Goal of the exercise. Across these entries, report how many lines include the string "title", with nothing but the number.

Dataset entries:
● ● ● ● ●

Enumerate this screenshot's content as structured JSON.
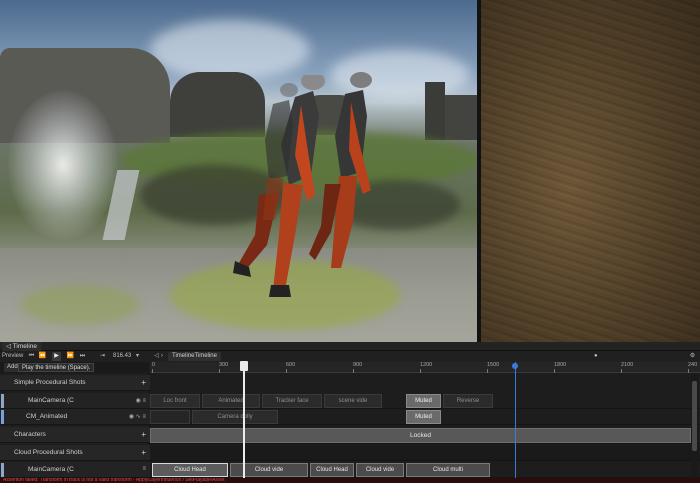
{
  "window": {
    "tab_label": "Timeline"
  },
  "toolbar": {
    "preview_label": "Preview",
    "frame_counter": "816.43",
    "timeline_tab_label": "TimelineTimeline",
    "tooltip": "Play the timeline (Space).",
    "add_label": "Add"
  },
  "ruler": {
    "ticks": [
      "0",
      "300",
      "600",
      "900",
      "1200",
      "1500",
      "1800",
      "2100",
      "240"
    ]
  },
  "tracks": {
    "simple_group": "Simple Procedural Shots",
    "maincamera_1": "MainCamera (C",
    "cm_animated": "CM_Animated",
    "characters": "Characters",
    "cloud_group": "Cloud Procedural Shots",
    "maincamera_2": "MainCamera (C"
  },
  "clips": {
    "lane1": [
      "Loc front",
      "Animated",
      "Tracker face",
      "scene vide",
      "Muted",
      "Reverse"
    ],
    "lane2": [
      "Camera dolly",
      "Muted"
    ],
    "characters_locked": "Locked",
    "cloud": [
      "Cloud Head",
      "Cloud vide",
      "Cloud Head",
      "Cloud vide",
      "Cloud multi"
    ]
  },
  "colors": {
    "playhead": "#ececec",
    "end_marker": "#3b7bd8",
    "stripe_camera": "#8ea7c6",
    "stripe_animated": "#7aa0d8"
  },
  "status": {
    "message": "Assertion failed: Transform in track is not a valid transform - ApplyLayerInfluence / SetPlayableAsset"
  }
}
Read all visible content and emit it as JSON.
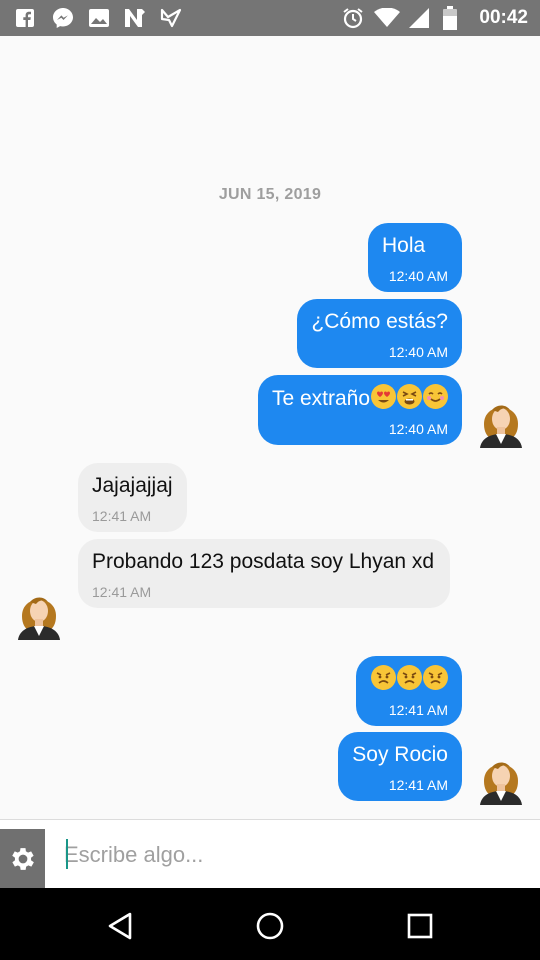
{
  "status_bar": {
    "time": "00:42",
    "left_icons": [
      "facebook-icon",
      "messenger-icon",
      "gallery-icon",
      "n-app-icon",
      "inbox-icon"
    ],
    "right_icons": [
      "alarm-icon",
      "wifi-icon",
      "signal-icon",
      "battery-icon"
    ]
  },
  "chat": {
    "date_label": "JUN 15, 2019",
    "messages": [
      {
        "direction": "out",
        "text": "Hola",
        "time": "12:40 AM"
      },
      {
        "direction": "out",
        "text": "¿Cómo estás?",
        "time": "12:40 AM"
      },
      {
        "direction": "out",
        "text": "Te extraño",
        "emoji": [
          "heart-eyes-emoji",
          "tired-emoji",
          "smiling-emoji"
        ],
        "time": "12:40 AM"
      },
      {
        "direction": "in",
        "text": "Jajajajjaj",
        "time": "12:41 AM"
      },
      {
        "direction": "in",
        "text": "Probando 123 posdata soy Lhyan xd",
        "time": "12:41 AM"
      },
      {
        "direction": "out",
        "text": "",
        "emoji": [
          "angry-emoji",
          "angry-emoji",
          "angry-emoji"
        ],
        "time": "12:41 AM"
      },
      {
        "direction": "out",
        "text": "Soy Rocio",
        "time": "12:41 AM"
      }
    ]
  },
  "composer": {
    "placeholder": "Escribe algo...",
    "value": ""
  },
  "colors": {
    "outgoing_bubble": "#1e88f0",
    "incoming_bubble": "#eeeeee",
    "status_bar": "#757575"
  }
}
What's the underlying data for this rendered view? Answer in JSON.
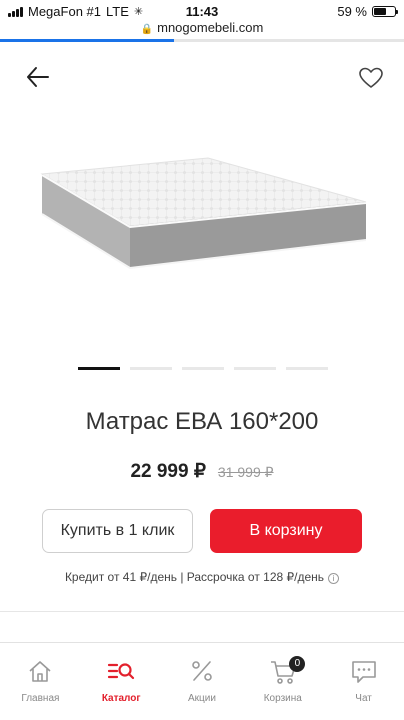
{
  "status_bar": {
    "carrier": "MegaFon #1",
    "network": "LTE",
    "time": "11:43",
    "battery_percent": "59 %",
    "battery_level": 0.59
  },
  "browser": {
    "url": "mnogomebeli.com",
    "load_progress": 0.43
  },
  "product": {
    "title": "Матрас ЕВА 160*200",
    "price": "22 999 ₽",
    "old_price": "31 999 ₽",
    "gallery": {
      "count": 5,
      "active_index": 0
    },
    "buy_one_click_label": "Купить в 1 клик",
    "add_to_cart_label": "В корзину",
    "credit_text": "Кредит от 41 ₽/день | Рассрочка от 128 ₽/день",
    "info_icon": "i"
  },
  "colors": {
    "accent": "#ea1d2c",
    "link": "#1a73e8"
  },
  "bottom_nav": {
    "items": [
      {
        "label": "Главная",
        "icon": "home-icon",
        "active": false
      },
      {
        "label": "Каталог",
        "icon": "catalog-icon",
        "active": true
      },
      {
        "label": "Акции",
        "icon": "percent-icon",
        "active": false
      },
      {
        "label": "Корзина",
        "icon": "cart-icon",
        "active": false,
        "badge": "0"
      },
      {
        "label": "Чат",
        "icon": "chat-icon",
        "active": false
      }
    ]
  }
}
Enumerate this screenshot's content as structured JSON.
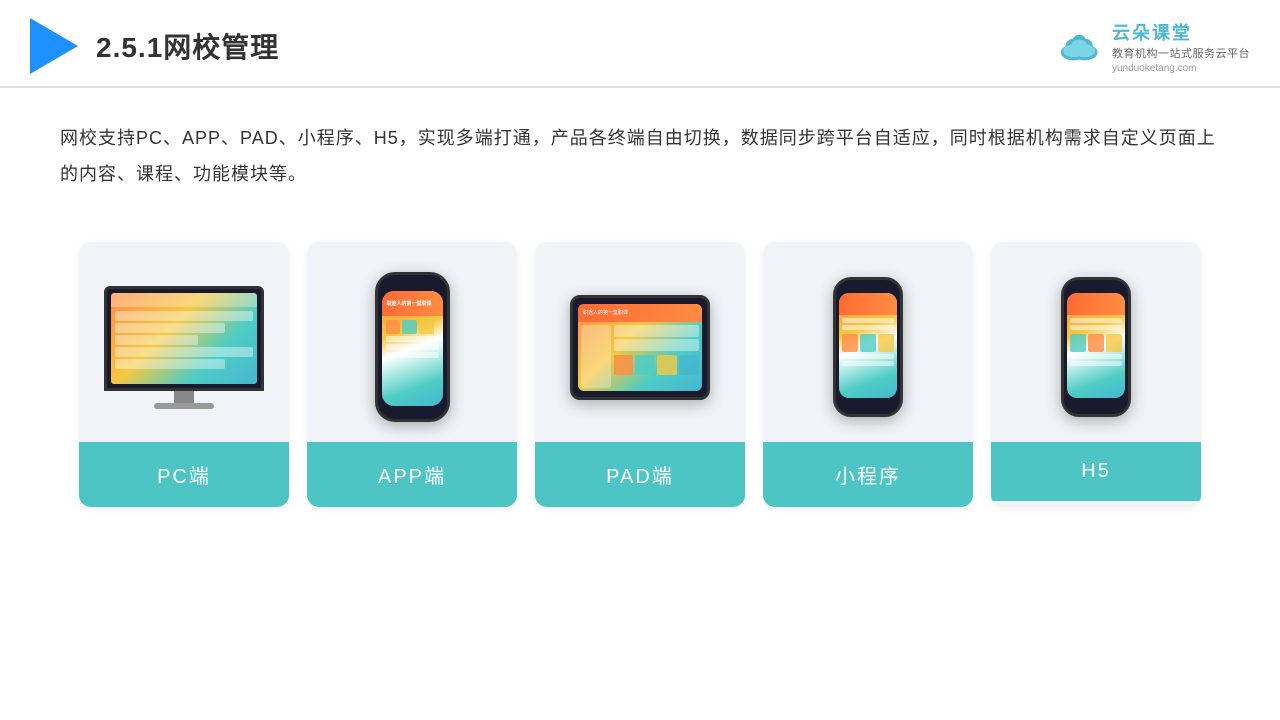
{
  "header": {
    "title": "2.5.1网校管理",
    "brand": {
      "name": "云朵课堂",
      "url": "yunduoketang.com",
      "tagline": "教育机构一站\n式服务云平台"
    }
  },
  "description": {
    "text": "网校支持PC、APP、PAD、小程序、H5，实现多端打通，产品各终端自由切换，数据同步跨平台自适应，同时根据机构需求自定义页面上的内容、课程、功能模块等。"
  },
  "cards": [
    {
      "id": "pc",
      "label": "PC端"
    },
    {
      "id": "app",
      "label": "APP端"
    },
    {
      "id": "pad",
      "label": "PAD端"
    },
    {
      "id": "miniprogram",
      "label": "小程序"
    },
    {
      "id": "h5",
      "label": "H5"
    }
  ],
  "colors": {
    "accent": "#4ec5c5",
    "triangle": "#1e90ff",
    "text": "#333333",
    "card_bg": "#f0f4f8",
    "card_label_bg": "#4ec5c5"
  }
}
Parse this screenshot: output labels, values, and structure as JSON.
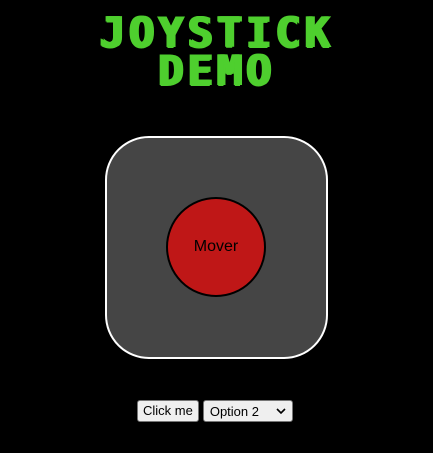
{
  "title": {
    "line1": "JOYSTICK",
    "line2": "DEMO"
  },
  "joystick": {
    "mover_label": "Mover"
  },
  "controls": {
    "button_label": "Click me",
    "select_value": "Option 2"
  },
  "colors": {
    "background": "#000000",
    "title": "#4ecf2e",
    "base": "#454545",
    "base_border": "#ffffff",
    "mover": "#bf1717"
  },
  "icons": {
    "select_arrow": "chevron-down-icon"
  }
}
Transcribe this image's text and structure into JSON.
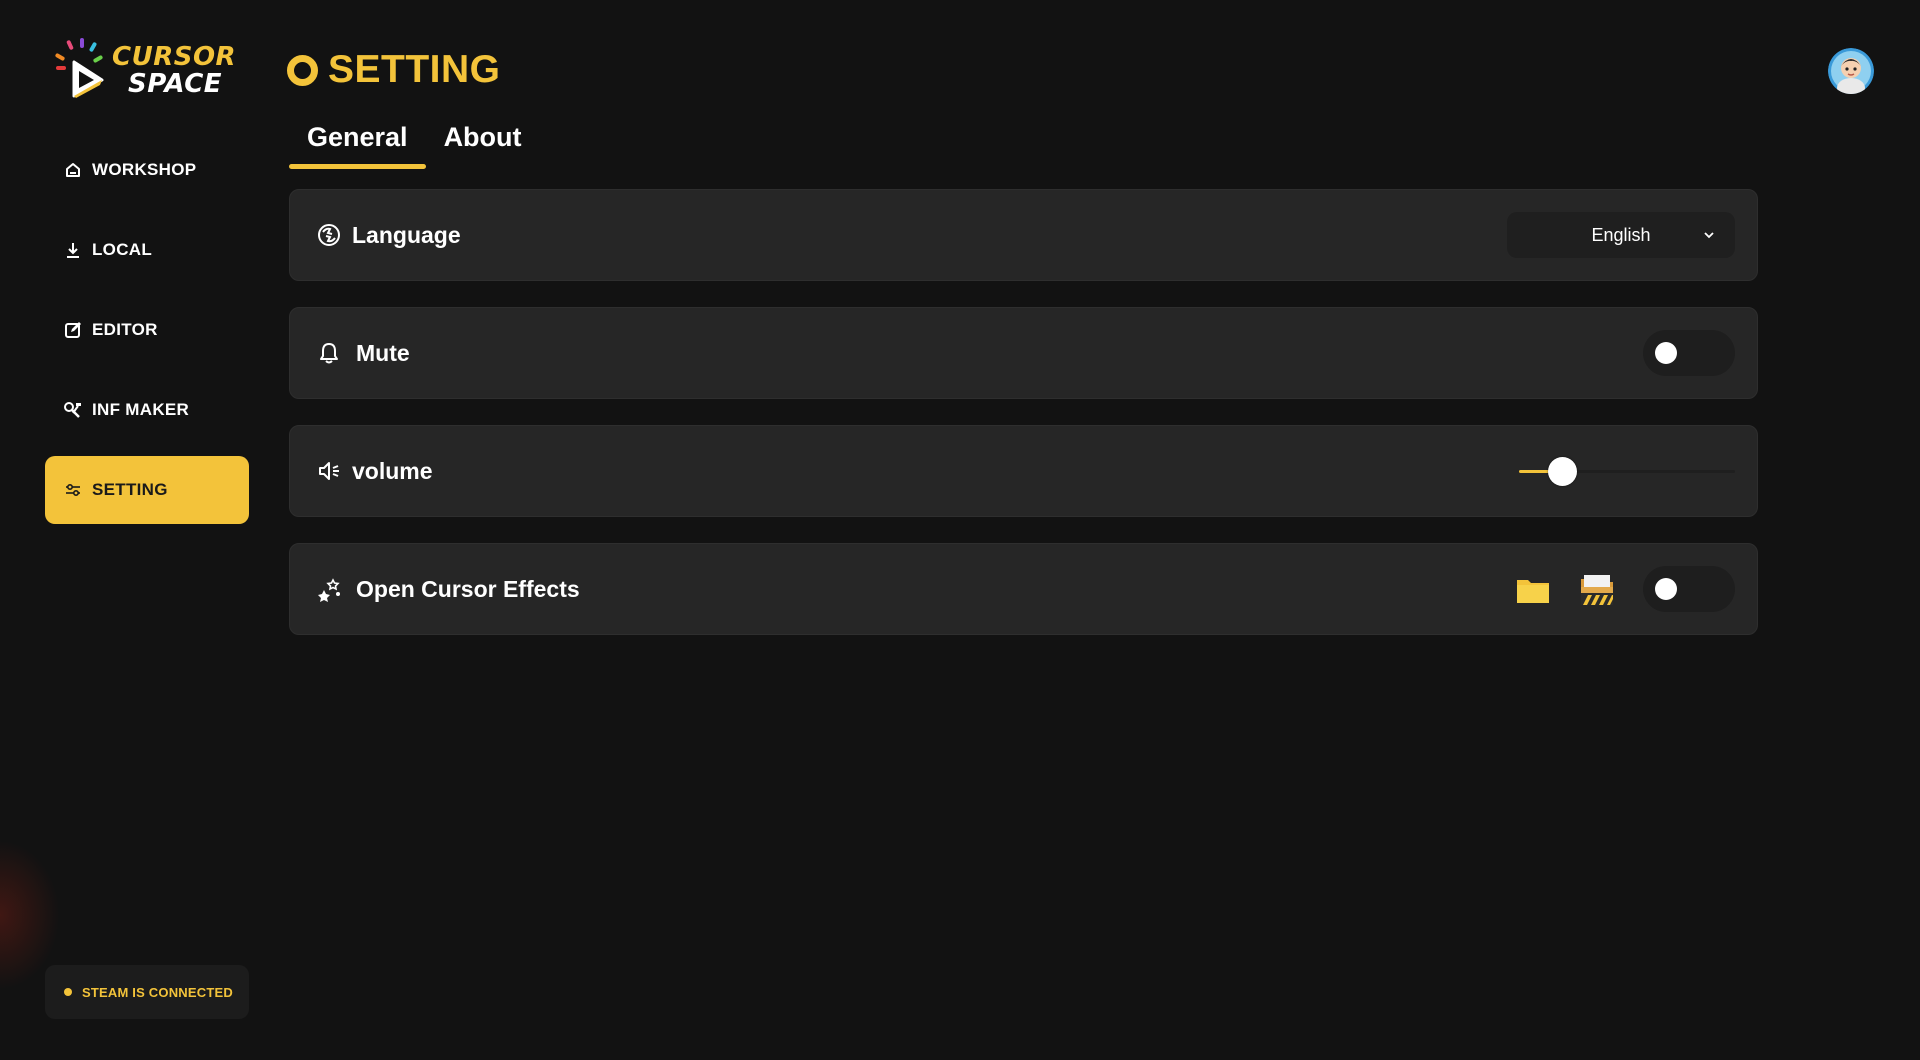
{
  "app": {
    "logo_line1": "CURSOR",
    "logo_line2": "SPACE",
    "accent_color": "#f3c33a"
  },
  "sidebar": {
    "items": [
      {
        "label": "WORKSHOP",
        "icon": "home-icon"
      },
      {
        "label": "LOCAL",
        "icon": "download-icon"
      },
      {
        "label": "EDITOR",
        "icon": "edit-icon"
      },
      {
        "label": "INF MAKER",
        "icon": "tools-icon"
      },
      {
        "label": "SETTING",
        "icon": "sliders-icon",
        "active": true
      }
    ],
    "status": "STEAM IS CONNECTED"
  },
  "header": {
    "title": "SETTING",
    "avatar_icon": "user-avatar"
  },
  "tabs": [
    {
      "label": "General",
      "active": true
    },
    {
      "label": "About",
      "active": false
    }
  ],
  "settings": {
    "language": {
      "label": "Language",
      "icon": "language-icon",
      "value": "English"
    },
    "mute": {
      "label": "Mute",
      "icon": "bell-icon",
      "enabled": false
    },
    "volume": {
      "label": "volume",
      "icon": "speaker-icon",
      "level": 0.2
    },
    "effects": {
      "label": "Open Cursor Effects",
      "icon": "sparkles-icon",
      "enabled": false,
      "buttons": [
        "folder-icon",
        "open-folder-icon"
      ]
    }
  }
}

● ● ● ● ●

Solution. 5